I presented at the Education Conference, where GIS educators share valuable pedagogical lessons and best practices to help them maximize student learning in this rapidly evolving field. In my session on Service Learning, I described the benefits and challenges in using service learning projects in an introductory GIS course (ENV 310 here at Chapman). Other great presentations included a non-profit organization using GIS and student interns to aid in their conservation efforts, and a New Zealand organization using GIS to help clients have a central site to find information about service availability near them.
For students, there are many unique attractions, including hands-on GIS learning activities, map consulting services with expert cartographers, and enthralling keynote addresses by provoking thought leaders. This year, the New York Times bestselling author, Andrea Wulf, spoke passionately about Alexander von Humboldt’s major (but today, nearly forgotten) influence on our conception of nature and the importance of conservation.
This year, two Chapman students had the opportunity to experience this huge and unique event, or more appropriately, “experience.” K.C. Hoppel and Derek Itagaki are environmental science & policy majors who were students in the Intro to GIS course I taught in Spring, 2016. Here’s what K.C. had to say about the ESRI conference:
“Walking into the Esri User Conference, I was astounded by the amount of people, but also the amount of knowledge and passion that was present. Walking away, I had a better understanding of how critical GIS work is in visualizing the evolving environmental, economic, and social problems we face today. I would recommend the conference to any one interested in learning about the interconnectedness of things and the groundbreaking technology being implemented to show this relationship.” – K.C. Hoppel
Sound intriguing?

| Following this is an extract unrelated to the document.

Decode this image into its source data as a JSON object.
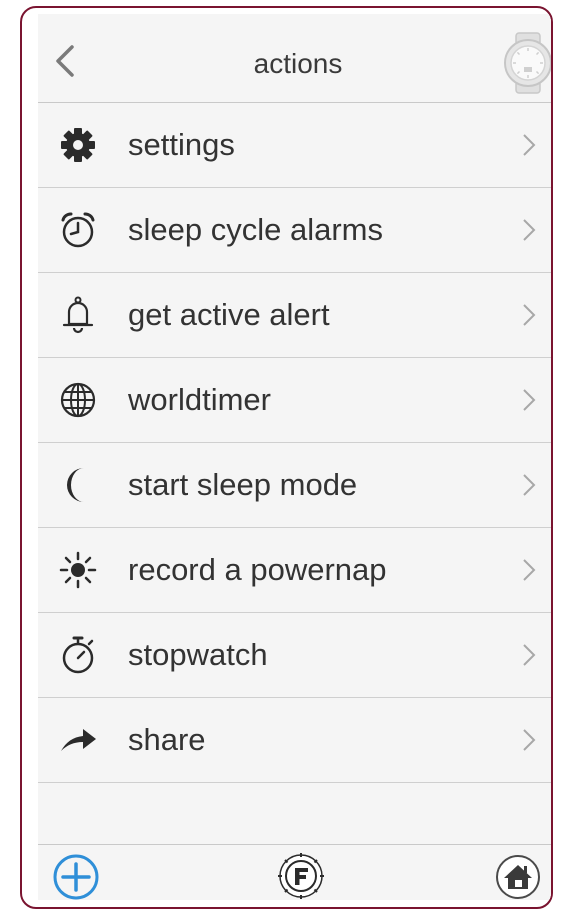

Students receive a free day pass to the event! So, next year make sure to check out the 2017 ESRI User Conference website and join 17,000 of your closest GIS professionals to find out for yourself what all the fuss is about.
And if you find yourself wanting to know more, check out our ENV 310 course!